Denver-based SM Energy Co., whose Texas-centered operations plow the Eagle Ford Shale and Midland formation of the Permian Basin, said Wednesday it has reduced spending and activity to the rest of the year, with guidance uncertain because of the Covid-19 pandemic.

The management team provided a webcast of its quarterly performance but did not hold a conference call or take questions from analysts.

Capital expenditures for 2020 have been cut by 20% year/year to an implied $660-680 million from prior guidance of $825-850 million. Salaries have been reduced for executives, effective in May, with all employee compensation increases postponed across the board.

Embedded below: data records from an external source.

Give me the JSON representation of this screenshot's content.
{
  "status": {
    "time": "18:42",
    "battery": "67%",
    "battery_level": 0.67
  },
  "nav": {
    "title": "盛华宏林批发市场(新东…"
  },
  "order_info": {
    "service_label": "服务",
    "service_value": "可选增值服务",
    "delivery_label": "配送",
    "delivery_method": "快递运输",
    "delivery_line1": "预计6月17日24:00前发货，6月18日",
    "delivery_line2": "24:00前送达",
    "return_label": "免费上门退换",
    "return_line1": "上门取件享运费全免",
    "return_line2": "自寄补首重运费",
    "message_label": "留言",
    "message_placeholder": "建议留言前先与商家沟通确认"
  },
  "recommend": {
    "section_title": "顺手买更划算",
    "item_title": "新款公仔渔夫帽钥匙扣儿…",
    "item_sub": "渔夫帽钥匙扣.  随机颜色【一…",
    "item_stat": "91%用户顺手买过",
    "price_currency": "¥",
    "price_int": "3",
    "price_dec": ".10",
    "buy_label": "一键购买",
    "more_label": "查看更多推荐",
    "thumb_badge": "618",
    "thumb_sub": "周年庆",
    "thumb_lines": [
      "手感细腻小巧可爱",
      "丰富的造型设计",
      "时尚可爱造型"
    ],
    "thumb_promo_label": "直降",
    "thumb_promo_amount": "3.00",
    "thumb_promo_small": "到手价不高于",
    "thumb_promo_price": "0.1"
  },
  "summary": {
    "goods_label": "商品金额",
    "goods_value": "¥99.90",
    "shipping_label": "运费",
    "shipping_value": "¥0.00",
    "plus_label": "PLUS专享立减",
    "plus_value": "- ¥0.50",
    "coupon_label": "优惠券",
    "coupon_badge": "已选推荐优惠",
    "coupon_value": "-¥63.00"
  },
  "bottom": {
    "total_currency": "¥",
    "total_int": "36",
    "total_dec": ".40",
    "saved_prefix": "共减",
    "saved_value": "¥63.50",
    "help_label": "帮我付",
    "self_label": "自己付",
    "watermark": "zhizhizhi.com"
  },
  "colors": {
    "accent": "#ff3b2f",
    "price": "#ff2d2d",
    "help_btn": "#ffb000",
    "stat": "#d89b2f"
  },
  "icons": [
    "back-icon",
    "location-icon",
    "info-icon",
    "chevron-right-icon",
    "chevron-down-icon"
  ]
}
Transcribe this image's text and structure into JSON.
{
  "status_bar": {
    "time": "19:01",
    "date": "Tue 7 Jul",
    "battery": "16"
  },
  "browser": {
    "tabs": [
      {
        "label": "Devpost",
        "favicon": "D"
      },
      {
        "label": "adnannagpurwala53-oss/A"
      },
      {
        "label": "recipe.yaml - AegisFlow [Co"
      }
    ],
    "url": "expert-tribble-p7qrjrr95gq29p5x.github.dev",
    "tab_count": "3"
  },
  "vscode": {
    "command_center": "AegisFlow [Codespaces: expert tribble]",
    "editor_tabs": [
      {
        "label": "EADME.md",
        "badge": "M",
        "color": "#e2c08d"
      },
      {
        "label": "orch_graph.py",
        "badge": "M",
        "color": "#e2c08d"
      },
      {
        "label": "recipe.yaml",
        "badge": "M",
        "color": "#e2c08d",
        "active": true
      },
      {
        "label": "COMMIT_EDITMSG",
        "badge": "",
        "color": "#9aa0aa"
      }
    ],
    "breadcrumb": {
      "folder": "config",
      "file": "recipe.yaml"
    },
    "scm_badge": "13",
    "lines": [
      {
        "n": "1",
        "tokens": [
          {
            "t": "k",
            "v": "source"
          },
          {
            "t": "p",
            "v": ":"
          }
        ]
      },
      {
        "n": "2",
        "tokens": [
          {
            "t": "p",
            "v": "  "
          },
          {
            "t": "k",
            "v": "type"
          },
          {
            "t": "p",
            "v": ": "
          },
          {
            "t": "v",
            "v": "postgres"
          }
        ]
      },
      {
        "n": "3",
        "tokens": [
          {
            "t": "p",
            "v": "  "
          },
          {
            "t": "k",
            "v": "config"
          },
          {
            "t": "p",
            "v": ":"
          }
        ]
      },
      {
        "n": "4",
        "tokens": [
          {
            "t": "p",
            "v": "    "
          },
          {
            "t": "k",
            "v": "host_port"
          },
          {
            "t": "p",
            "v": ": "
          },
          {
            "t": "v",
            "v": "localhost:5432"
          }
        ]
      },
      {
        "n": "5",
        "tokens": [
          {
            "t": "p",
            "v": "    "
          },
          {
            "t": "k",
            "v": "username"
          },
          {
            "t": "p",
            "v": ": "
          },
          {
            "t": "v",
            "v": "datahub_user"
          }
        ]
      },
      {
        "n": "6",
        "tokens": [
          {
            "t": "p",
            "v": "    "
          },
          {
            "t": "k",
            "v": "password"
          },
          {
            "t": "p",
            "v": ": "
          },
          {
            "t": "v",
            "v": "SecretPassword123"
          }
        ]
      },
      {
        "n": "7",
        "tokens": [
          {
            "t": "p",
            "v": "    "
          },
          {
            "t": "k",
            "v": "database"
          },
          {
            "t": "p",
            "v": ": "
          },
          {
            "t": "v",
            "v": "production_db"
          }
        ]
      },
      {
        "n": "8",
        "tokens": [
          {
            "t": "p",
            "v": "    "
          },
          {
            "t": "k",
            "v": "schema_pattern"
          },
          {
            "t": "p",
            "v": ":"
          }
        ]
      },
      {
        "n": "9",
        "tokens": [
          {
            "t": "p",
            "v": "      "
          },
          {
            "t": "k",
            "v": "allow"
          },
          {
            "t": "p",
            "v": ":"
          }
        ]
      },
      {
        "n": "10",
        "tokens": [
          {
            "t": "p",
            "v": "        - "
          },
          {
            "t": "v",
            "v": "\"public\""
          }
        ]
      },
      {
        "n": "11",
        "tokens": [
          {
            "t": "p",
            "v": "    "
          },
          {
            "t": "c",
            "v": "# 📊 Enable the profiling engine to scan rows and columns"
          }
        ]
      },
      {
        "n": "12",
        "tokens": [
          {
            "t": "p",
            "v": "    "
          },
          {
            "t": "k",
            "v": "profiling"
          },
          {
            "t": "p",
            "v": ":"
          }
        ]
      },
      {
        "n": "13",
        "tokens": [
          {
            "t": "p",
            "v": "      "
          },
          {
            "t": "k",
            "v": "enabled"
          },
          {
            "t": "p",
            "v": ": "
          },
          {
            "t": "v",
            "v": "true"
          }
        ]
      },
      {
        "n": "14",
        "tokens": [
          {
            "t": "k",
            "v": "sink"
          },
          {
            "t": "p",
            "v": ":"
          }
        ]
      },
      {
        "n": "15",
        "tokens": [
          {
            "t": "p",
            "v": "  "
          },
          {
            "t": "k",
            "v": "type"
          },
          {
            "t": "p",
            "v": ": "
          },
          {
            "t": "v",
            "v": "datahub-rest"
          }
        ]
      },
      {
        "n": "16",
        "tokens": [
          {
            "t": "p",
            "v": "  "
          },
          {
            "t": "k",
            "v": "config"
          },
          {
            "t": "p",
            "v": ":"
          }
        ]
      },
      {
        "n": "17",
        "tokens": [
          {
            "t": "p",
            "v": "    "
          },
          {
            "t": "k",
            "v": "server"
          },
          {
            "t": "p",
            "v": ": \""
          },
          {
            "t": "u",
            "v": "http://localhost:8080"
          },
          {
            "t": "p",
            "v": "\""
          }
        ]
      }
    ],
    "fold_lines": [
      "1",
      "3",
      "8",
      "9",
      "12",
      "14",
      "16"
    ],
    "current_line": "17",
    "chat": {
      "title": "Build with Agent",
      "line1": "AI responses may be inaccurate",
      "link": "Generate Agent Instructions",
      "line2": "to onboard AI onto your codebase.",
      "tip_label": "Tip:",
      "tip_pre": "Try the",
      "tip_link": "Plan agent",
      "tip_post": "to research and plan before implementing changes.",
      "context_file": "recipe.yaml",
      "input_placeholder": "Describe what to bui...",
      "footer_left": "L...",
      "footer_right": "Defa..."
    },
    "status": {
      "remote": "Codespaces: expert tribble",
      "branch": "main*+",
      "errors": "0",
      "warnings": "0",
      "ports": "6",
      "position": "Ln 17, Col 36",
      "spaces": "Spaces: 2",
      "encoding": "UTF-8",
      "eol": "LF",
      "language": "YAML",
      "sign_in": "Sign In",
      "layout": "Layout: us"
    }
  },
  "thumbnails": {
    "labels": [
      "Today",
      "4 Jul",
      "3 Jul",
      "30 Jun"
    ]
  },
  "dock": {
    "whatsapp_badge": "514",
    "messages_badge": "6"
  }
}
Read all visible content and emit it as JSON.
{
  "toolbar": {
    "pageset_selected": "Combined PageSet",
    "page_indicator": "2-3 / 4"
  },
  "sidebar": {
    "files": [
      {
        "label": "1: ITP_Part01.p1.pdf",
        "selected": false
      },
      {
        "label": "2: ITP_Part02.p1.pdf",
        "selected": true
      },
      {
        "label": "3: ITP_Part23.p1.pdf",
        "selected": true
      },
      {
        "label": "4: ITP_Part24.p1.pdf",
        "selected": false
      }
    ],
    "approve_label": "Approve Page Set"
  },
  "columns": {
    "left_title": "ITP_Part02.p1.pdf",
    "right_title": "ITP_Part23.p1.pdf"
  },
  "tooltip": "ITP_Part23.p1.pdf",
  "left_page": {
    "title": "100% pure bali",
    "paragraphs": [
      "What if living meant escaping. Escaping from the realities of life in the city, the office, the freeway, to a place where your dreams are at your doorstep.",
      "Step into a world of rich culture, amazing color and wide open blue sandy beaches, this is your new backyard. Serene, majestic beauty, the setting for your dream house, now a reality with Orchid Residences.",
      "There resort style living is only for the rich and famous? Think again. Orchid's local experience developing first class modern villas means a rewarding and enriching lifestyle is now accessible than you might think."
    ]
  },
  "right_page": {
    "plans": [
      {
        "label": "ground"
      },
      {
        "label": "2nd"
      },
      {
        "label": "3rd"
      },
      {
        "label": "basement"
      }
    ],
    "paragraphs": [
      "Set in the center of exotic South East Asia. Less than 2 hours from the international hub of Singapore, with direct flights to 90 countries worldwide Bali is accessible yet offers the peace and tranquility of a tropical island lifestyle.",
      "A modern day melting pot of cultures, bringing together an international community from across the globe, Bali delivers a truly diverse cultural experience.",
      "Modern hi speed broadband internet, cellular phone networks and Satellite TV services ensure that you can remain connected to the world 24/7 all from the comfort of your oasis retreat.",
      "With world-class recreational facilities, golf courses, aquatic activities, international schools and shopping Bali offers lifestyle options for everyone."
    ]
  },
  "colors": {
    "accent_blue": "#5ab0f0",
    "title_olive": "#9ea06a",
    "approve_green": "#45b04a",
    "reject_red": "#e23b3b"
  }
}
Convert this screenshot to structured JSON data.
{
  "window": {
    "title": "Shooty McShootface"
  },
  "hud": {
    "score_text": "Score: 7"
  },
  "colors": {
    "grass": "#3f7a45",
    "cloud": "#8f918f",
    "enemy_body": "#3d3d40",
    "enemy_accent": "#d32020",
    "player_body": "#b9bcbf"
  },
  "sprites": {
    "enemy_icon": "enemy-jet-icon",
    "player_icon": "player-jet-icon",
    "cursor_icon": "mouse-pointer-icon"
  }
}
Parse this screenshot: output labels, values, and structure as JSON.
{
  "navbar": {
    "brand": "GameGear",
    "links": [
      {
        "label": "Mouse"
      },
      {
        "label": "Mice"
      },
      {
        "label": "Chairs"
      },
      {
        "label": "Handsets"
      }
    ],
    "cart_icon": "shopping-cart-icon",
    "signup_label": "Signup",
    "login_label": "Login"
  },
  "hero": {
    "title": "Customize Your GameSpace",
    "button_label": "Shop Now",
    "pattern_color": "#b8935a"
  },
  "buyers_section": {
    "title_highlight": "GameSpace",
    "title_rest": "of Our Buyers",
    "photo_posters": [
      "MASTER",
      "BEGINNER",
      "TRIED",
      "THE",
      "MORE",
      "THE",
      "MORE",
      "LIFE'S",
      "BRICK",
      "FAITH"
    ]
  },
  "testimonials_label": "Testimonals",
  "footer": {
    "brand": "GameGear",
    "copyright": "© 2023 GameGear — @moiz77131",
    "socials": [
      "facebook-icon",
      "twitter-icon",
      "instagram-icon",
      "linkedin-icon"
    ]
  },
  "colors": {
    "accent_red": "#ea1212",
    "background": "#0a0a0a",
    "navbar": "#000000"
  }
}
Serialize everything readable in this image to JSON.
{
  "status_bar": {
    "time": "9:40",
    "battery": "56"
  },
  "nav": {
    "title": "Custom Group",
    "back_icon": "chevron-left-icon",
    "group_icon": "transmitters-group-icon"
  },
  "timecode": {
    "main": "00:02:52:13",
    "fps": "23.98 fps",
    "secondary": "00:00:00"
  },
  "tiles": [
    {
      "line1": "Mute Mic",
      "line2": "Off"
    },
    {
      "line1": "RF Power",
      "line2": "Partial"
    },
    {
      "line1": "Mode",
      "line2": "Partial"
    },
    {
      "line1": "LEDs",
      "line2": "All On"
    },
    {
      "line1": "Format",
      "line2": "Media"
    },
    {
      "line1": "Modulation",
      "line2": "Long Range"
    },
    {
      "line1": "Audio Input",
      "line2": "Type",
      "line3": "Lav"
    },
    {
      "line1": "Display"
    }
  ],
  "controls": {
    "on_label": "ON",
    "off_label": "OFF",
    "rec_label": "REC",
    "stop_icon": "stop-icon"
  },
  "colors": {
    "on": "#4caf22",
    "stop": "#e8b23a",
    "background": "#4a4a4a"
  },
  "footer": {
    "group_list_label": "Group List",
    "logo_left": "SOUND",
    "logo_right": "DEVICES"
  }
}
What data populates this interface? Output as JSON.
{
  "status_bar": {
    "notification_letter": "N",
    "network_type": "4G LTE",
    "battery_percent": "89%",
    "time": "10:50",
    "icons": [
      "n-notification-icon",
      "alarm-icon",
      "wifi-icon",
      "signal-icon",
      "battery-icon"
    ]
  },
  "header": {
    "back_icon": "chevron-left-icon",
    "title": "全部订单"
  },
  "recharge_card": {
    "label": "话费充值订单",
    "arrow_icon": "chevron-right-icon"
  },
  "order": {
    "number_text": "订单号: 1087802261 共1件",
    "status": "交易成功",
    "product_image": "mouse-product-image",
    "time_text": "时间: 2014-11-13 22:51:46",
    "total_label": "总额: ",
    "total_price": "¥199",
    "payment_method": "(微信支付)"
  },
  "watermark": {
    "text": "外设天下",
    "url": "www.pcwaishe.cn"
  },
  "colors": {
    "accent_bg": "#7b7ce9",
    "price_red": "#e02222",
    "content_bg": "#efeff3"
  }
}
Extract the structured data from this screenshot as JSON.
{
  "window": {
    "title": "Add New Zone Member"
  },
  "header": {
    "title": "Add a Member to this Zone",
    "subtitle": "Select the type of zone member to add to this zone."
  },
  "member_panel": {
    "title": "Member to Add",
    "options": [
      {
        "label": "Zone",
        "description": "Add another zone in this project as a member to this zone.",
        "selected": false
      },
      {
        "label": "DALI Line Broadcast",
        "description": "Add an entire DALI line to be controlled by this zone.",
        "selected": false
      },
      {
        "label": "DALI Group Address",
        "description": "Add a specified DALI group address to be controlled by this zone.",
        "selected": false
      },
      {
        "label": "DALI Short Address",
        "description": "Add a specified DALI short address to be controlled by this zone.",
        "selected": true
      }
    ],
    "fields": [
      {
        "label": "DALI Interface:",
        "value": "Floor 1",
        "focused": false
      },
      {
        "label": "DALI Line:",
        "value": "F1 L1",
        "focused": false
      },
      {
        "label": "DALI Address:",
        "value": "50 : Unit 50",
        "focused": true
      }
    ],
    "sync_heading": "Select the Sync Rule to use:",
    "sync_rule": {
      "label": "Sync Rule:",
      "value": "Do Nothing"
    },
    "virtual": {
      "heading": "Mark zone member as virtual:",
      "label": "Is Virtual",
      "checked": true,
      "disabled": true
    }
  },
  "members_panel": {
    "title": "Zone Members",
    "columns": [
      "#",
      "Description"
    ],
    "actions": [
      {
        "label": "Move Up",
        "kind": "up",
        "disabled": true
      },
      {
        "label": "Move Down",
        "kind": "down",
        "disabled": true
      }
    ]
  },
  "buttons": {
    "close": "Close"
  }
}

“As our industry faces unprecedented circumstances, our priorities are first, the safety of our employees and contractors under the conditions of the pandemic, and second, maintaining a sustainable business plan under the contracted macro-economic environment,” CEO Jay Ottoson said.

“We have implemented a wide range of changes, from modifying our capital activity to adopting new daily safety protocols for field teams. Our pace of capital spending has been reduced, and we have a strong hedge position in 2020 to bolster our cash flows during a time of considerable uncertainty.”

Production between January and March averaged 135,900 boe/d, 51% weighted to oil, driven by the Midland sub-basin, with 65,200 b/d. SM fetched an average realized price for its oil and gas of $28.64/boe, down 19% sequentially. However, including the effect of realized hedges, the average price was $34.58, off 5%, resulting in around $73.4 million of realized net hedge gains for the quarter.

The company drilled 25 net wells and completed 20 in the first three months of the year. However, because of the uncertainty going forward, SM has reduced its well completion and drilling pace.

Five rigs now are working in the Midland, along with one completions crew. However, in July, one of the Midland rigs is to be dropped. One rig continues to work in South Texas with no completions crews.

[Want to see more earnings? See the full list of NGI’s 1Q2020 earnings season coverage.]

“Worldwide production of oil remains higher than demand, and oil storage capacity is nearly full, increasing the potential for forced shut-in of production,” management said. “Government entities are actively considering prorationing of production, and economic conditions may also result in well shut-ins to reduce economic loss.”
On Tuesday (May 5), the Railroad Commission of Texas is scheduled to make a final decision about whether to mandate producers reduced oil production across the state by 20%.

“Given the difficulty of accurately forecasting production volumes in this environment,” SM has withdrawn its production guidance for the year.

Net losses in 1Q2020 totaled $411.9 million (minus $3.64/share), which included one-time impairments of nearly $990 million after writing down the value of proved assets in South Texas because of lower commodity prices. In 1Q2019, net losses totaled $177.6 million (minus $1.58).

Operating net cash climbed 71% year/year to $97.9 million because of the 32% increase to net output from the Permian Midland, which provided high operating margins and the benefit from realized hedging gains.

SM managed to reduce its debt in the tumultuous period by $91.2 million, using a combination of open market purchases and by paying down a senior secured credit facility. The borrowing base redetermination was completed with an 8.3% reduction to a $1.1 billion commitment level from $1.2 billion. As of the filing, total debt was $2.7 billion with liquidity of $1.0 billion.